Problem statement:
A single figure is required: the number of lines below that contain "Gestione".

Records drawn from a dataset
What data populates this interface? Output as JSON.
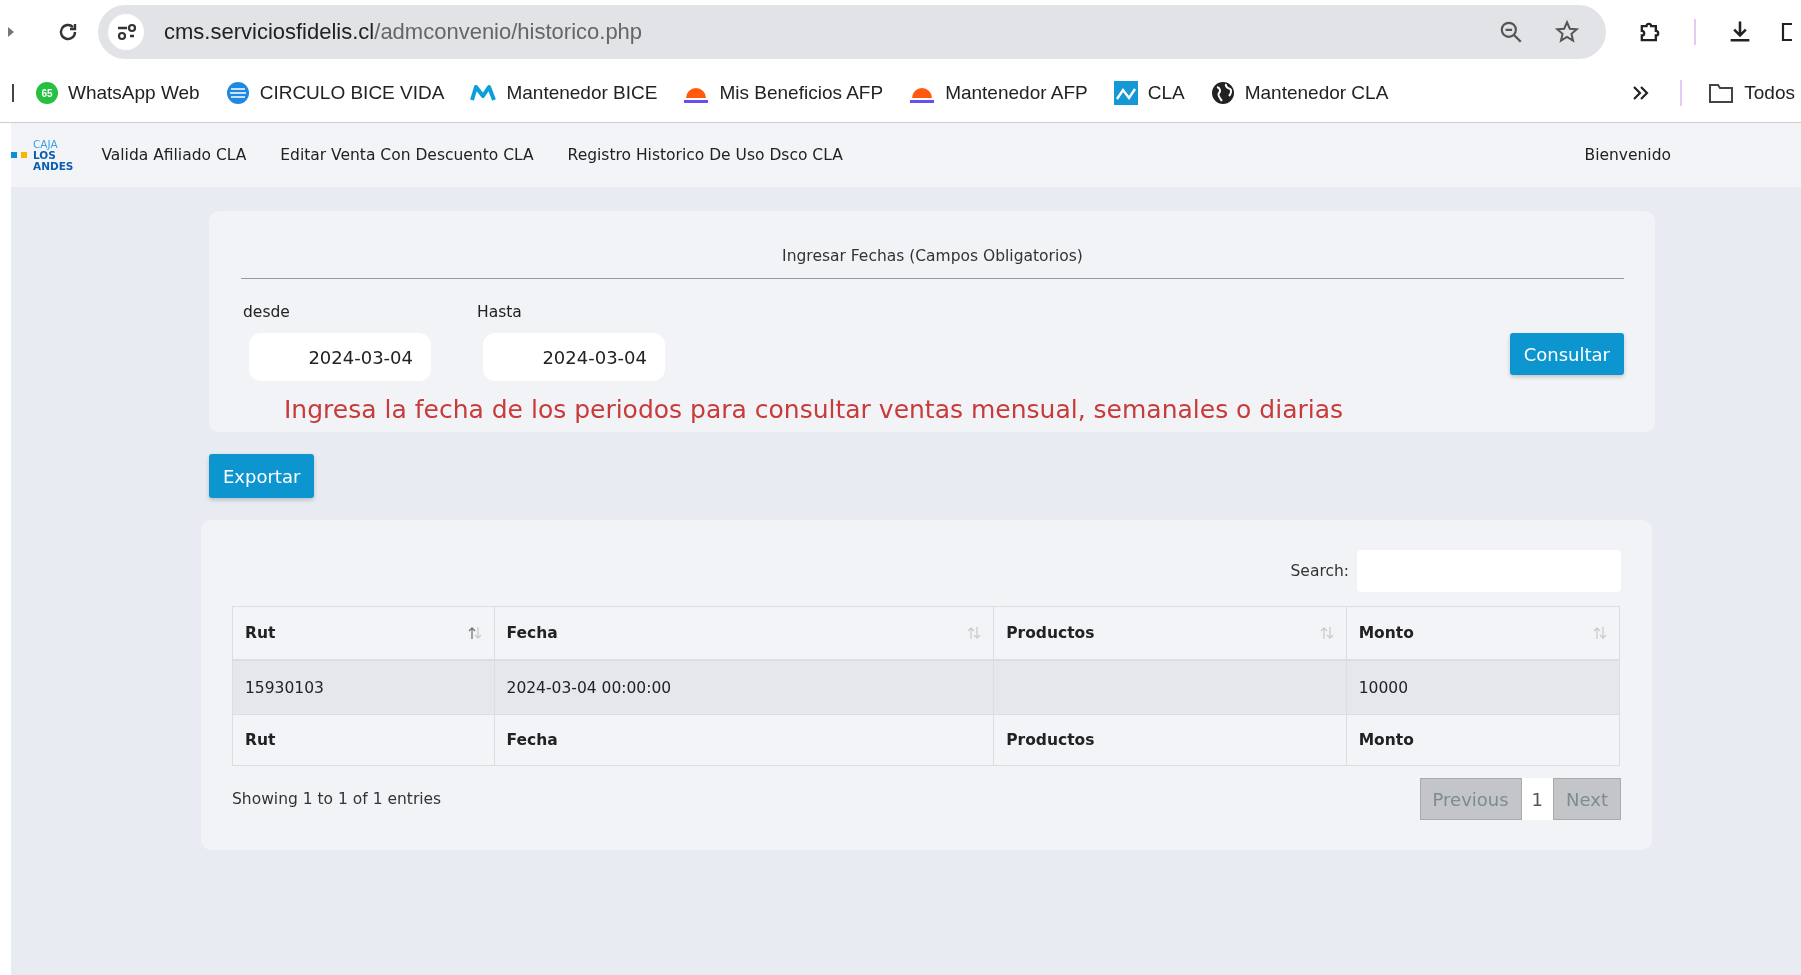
{
  "browser": {
    "url_host": "cms.serviciosfidelis.cl",
    "url_path": "/admconvenio/historico.php",
    "bookmarks": [
      {
        "kind": "whatsapp",
        "badge": "65",
        "label": "WhatsApp Web"
      },
      {
        "kind": "stripes",
        "label": "CIRCULO BICE VIDA"
      },
      {
        "kind": "m-logo",
        "label": "Mantenedor BICE"
      },
      {
        "kind": "dome",
        "label": "Mis Beneficios AFP"
      },
      {
        "kind": "dome",
        "label": "Mantenedor AFP"
      },
      {
        "kind": "wave-square",
        "label": "CLA"
      },
      {
        "kind": "globe",
        "label": "Mantenedor CLA"
      }
    ],
    "folder": "Todos"
  },
  "nav": {
    "logo": [
      "CAJA",
      "LOS",
      "ANDES"
    ],
    "links": [
      "Valida Afiliado CLA",
      "Editar Venta Con Descuento CLA",
      "Registro Historico De Uso Dsco CLA"
    ],
    "welcome": "Bienvenido"
  },
  "form": {
    "title": "Ingresar Fechas (Campos Obligatorios)",
    "from_label": "desde",
    "from_value": "2024-03-04",
    "to_label": "Hasta",
    "to_value": "2024-03-04",
    "submit": "Consultar",
    "hint": "Ingresa la fecha de los periodos para consultar ventas mensual, semanales o diarias"
  },
  "export_button": "Exportar",
  "table": {
    "search_label": "Search:",
    "columns": [
      "Rut",
      "Fecha",
      "Productos",
      "Monto"
    ],
    "rows": [
      [
        "15930103",
        "2024-03-04 00:00:00",
        "",
        "10000"
      ]
    ],
    "footer": [
      "Rut",
      "Fecha",
      "Productos",
      "Monto"
    ],
    "info": "Showing 1 to 1 of 1 entries",
    "pagination": [
      {
        "label": "Previous",
        "kind": "nav",
        "disabled": true,
        "selected": false
      },
      {
        "label": "1",
        "kind": "page",
        "disabled": false,
        "selected": true
      },
      {
        "label": "Next",
        "kind": "nav",
        "disabled": true,
        "selected": false
      }
    ]
  }
}
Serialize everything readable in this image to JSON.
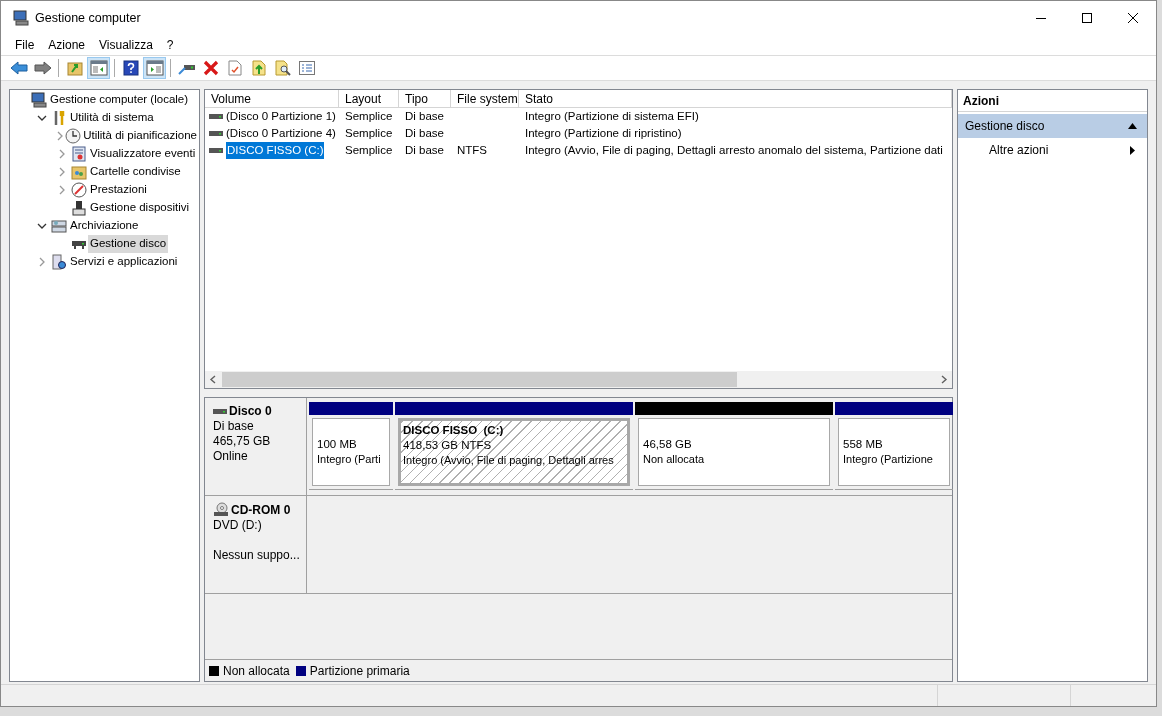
{
  "window": {
    "title": "Gestione computer"
  },
  "menu": [
    "File",
    "Azione",
    "Visualizza",
    "?"
  ],
  "toolbar": [
    {
      "kind": "back",
      "pressed": false
    },
    {
      "kind": "forward",
      "pressed": false
    },
    {
      "kind": "sep"
    },
    {
      "kind": "up",
      "pressed": false
    },
    {
      "kind": "tree",
      "pressed": true
    },
    {
      "kind": "sep"
    },
    {
      "kind": "help",
      "pressed": false
    },
    {
      "kind": "actionpane",
      "pressed": true
    },
    {
      "kind": "sep"
    },
    {
      "kind": "connect",
      "pressed": false
    },
    {
      "kind": "delete",
      "pressed": false
    },
    {
      "kind": "properties",
      "pressed": false
    },
    {
      "kind": "export",
      "pressed": false
    },
    {
      "kind": "find",
      "pressed": false
    },
    {
      "kind": "list",
      "pressed": false
    }
  ],
  "tree": [
    {
      "label": "Gestione computer (locale)",
      "kind": "computer",
      "selected": false,
      "children": [
        {
          "label": "Utilità di sistema",
          "kind": "tools",
          "expanded": true,
          "selected": false,
          "children": [
            {
              "label": "Utilità di pianificazione",
              "kind": "clock",
              "expanded": false,
              "selected": false
            },
            {
              "label": "Visualizzatore eventi",
              "kind": "events",
              "expanded": false,
              "selected": false
            },
            {
              "label": "Cartelle condivise",
              "kind": "folder",
              "expanded": false,
              "selected": false
            },
            {
              "label": "Prestazioni",
              "kind": "performance",
              "expanded": false,
              "selected": false
            },
            {
              "label": "Gestione dispositivi",
              "kind": "device",
              "selected": false
            }
          ]
        },
        {
          "label": "Archiviazione",
          "kind": "storage",
          "expanded": true,
          "selected": false,
          "children": [
            {
              "label": "Gestione disco",
              "kind": "disk",
              "selected": true
            }
          ]
        },
        {
          "label": "Servizi e applicazioni",
          "kind": "services",
          "expanded": false,
          "selected": false
        }
      ]
    }
  ],
  "volume_table": {
    "columns": [
      "Volume",
      "Layout",
      "Tipo",
      "File system",
      "Stato"
    ],
    "rows": [
      {
        "cells": [
          "(Disco 0 Partizione 1)",
          "Semplice",
          "Di base",
          "",
          "Integro (Partizione di sistema EFI)"
        ],
        "selected": false
      },
      {
        "cells": [
          "(Disco 0 Partizione 4)",
          "Semplice",
          "Di base",
          "",
          "Integro (Partizione di ripristino)"
        ],
        "selected": false
      },
      {
        "cells": [
          "DISCO FISSO (C:)",
          "Semplice",
          "Di base",
          "NTFS",
          "Integro (Avvio, File di paging, Dettagli arresto anomalo del sistema, Partizione dati"
        ],
        "selected": true
      }
    ]
  },
  "disks": [
    {
      "kind": "disk",
      "name": "Disco 0",
      "type": "Di base",
      "size": "465,75 GB",
      "status": "Online",
      "partitions": [
        {
          "kind": "primary",
          "size": "100 MB",
          "status": "Integro (Parti",
          "selected": false
        },
        {
          "kind": "primary",
          "title": "DISCO FISSO  (C:)",
          "size": "418,53 GB NTFS",
          "status": "Integro (Avvio, File di paging, Dettagli arres",
          "selected": true
        },
        {
          "kind": "unallocated",
          "size": "46,58 GB",
          "status": "Non allocata",
          "selected": false
        },
        {
          "kind": "primary",
          "size": "558 MB",
          "status": "Integro (Partizione",
          "selected": false
        }
      ]
    },
    {
      "kind": "cdrom",
      "name": "CD-ROM 0",
      "type": "DVD (D:)",
      "status": "Nessun suppo..."
    }
  ],
  "legend": [
    {
      "label": "Non allocata",
      "color": "#000000"
    },
    {
      "label": "Partizione primaria",
      "color": "#000080"
    }
  ],
  "actions": {
    "title": "Azioni",
    "sections": [
      {
        "label": "Gestione disco",
        "expanded": true,
        "items": [
          "Altre azioni"
        ]
      }
    ]
  }
}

Finished exercise:
5